Wal-Mart started using the system for some workers, including cashiers and accounting-office personnel, last year, the paper also reported.

This is an example of software developers forgetting their work sometimes has human consequences. The idea of micro-managing employees through software didn't occur to Wal-Mart just recently; in fact, I worked on a system that would have scheduled call-center employees' potty breaks down to 6-second increments almost 10 years ago. I quit, because I thought the software, however profitable, was immoral.

Perhaps I have an extreme view, but really, I think a company has to believe its employees are no more than cattle to treat them like this. Absolutely companies need software to predict customer loads and marketing approaches, and I'm happy to assist. Scheduling employees to this level of precision just goes too far.

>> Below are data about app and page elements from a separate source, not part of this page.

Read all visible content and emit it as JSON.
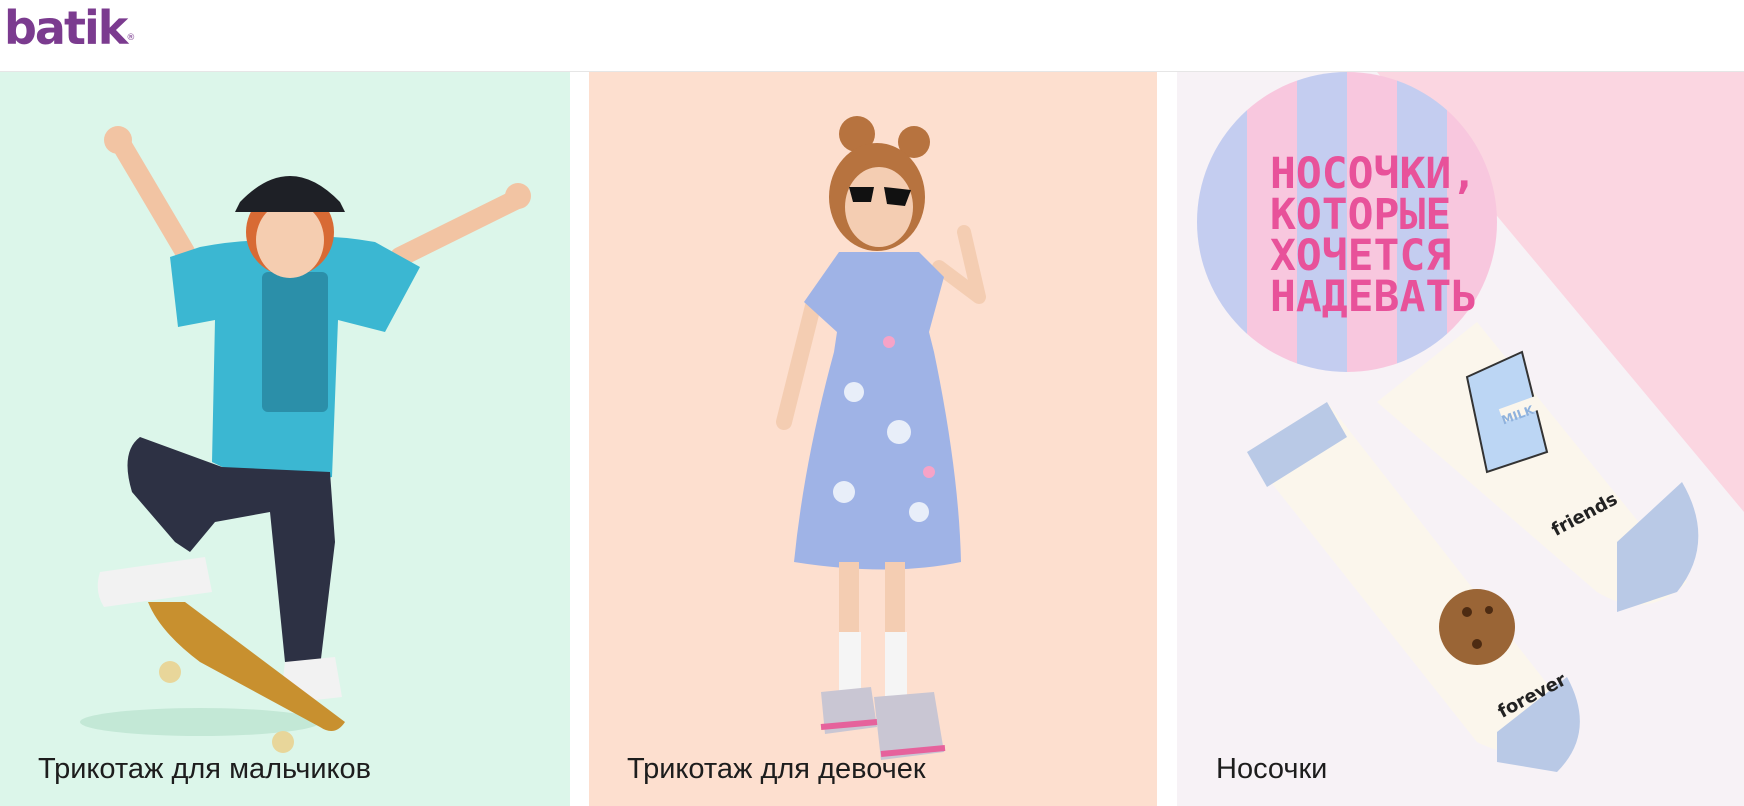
{
  "header": {
    "logo_text": "batik",
    "logo_mark": "®"
  },
  "categories": [
    {
      "label": "Трикотаж для мальчиков",
      "background": "#dcf6ea",
      "photo": "boy-on-skateboard"
    },
    {
      "label": "Трикотаж для девочек",
      "background": "#fddfcf",
      "photo": "girl-in-dress"
    },
    {
      "label": "Носочки",
      "background": "#f7f2f6",
      "photo": "socks-milk-cookie"
    }
  ],
  "promo": {
    "text": "НОСОЧКИ,\nКОТОРЫЕ\nХОЧЕТСЯ\nНАДЕВАТЬ"
  },
  "sock_prints": {
    "milk": "MILK",
    "friends": "friends",
    "forever": "forever"
  },
  "colors": {
    "brand": "#7b3b8f",
    "promo_pink": "#e8529a"
  }
}
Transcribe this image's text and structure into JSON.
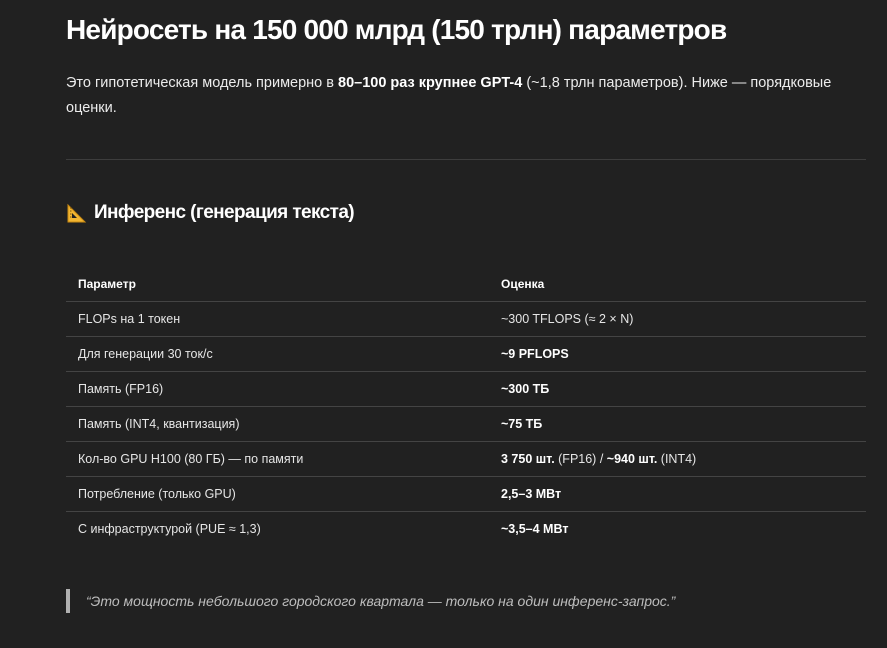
{
  "title": "Нейросеть на 150 000 млрд (150 трлн) параметров",
  "intro": {
    "part1": "Это гипотетическая модель примерно в ",
    "bold1": "80–100 раз крупнее GPT-4",
    "part2": " (~1,8 трлн параметров). Ниже — порядковые оценки."
  },
  "section": {
    "icon": "triangular-ruler-icon",
    "heading": "Инференс (генерация текста)"
  },
  "table": {
    "headers": [
      "Параметр",
      "Оценка"
    ],
    "rows": [
      {
        "param": "FLOPs на 1 токен",
        "est": [
          {
            "t": "~300 TFLOPS (≈ 2 × N)",
            "b": false
          }
        ]
      },
      {
        "param": "Для генерации 30 ток/с",
        "est": [
          {
            "t": "~9 PFLOPS",
            "b": true
          }
        ]
      },
      {
        "param": "Память (FP16)",
        "est": [
          {
            "t": "~300 ТБ",
            "b": true
          }
        ]
      },
      {
        "param": "Память (INT4, квантизация)",
        "est": [
          {
            "t": "~75 ТБ",
            "b": true
          }
        ]
      },
      {
        "param": "Кол-во GPU H100 (80 ГБ) — по памяти",
        "est": [
          {
            "t": "3 750 шт.",
            "b": true
          },
          {
            "t": " (FP16) / ",
            "b": false
          },
          {
            "t": "~940 шт.",
            "b": true
          },
          {
            "t": " (INT4)",
            "b": false
          }
        ]
      },
      {
        "param": "Потребление (только GPU)",
        "est": [
          {
            "t": "2,5–3 МВт",
            "b": true
          }
        ]
      },
      {
        "param": "С инфраструктурой (PUE ≈ 1,3)",
        "est": [
          {
            "t": "~3,5–4 МВт",
            "b": true
          }
        ]
      }
    ]
  },
  "quote": "“Это мощность небольшого городского квартала — только на один инференс-запрос.”"
}
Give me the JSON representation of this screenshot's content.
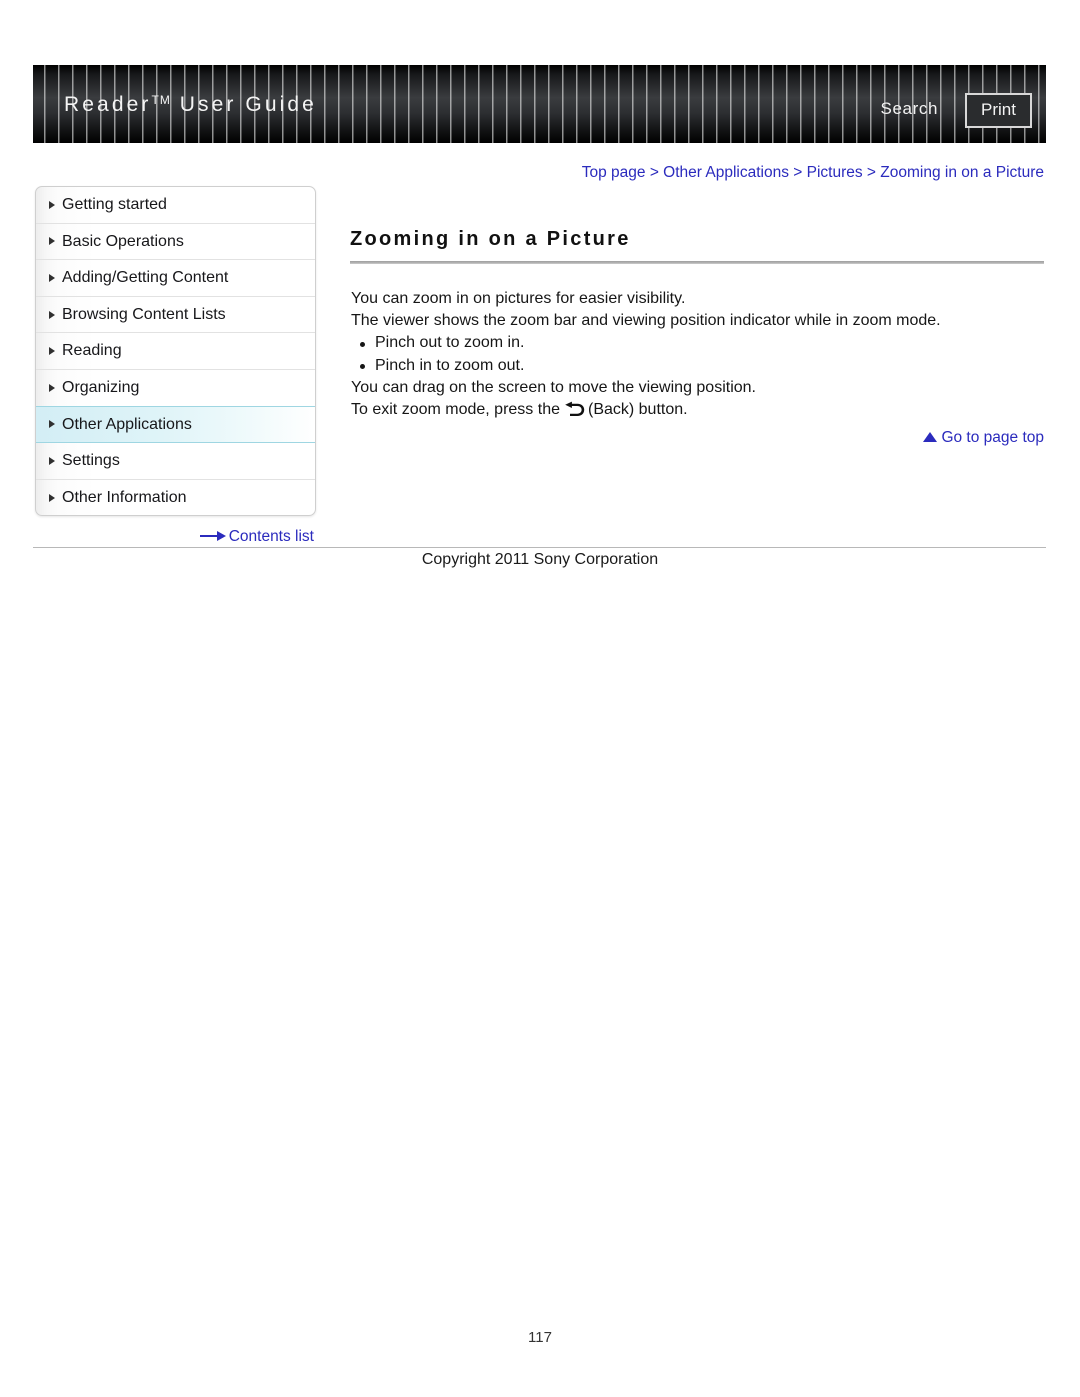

The thing is, the people writing the software, like the people paying for it, would never tolerate that kind of control over their own lives. Tell the CEO of a company that he has to take a potty break between 10:15:06 and 10:15:42 and he might clock you (no pun intended). Make his salary dependent on that kind of intrusion and she'll simply go to another company.

The people affected by this kind of scheduling don't have as many options; that's why they work for Wal-Mart. Once Wal-Mart has crushed all the other businesses in the area, the only thing between the employees and indentured servitude might be the state's anemic minimum-wage laws.

What Wal-Mart is doing is legal, but only possible because twenty years of Republican legislatures and right-wing propaganda have stripped workers of the power they accumulated in the 20th Century. It's the early industrial revolution again, with working people getting shafted in new, high-tech ways.

The huddled masses yearning to breathe free live here now.

Software fall down, go boom

I am not happy today.

My company's Exchange server, which handles all of our email, crashed in a maddening fashion. Apparently the server's security database got damaged when the server rebooted after a critical update. The only way to fix it is to rebuild the server. This requires building another server first, so that our Websites don't go down in the interim. It's going to take us probably three days to fix the problem, partially because we've got client work to deliver before we can really care about the email outage.

In related news, I'm reading a new book:

Elated customer service

Last week, my puppy Parker chewed through a laptop power cord. The fortunate part of this was that he munched on the DC lead, causing the laptop to shut down immediately when it detected the short. Had he gotten through the AC lead it might have been a lot worse.

In due course I ordered a new adapter from Dell. In my haste I ordered the wrong adapter, which I didn't realize until I opened the package. So I got in touch with Dell by email to request an RMA and shipping instructions.

Here's the great customer service part. Even though it was my fault that I got the wrong adapter, they're sending me a pre-paid UPS shipping label and eating the shipping costs. When I wrote back to customer service to say, no, really, my fault, I'm happy to pay for the shipping, I got this reply:

Dear Mr. Braverman:
Thank you for your reply.
I understand that you have placed the order for the wrong item erroneously however, please be informed that the pick is already scheduled with ups carrier and the tracking number is also generated.
I request you to wait until the carrier comes and picks up the package. I am elated to serve an esteemed customer like you and customer satisfaction is our main priority and I assure you it is our hope that you have a positive experience with our company in future also.
Mr. Braverman, I hope this takes care of your concern, please feel free to contact me for any additional support.
Thank you for choosing Dell.
Respectfully,
Shemochi_K
Customer Care Specialist
ABU Customer eCare
Dell Inc.

I am so happy to have such an elated customer-service rep. That just doesn't happen every day. It does, however, show why I buy from Dell.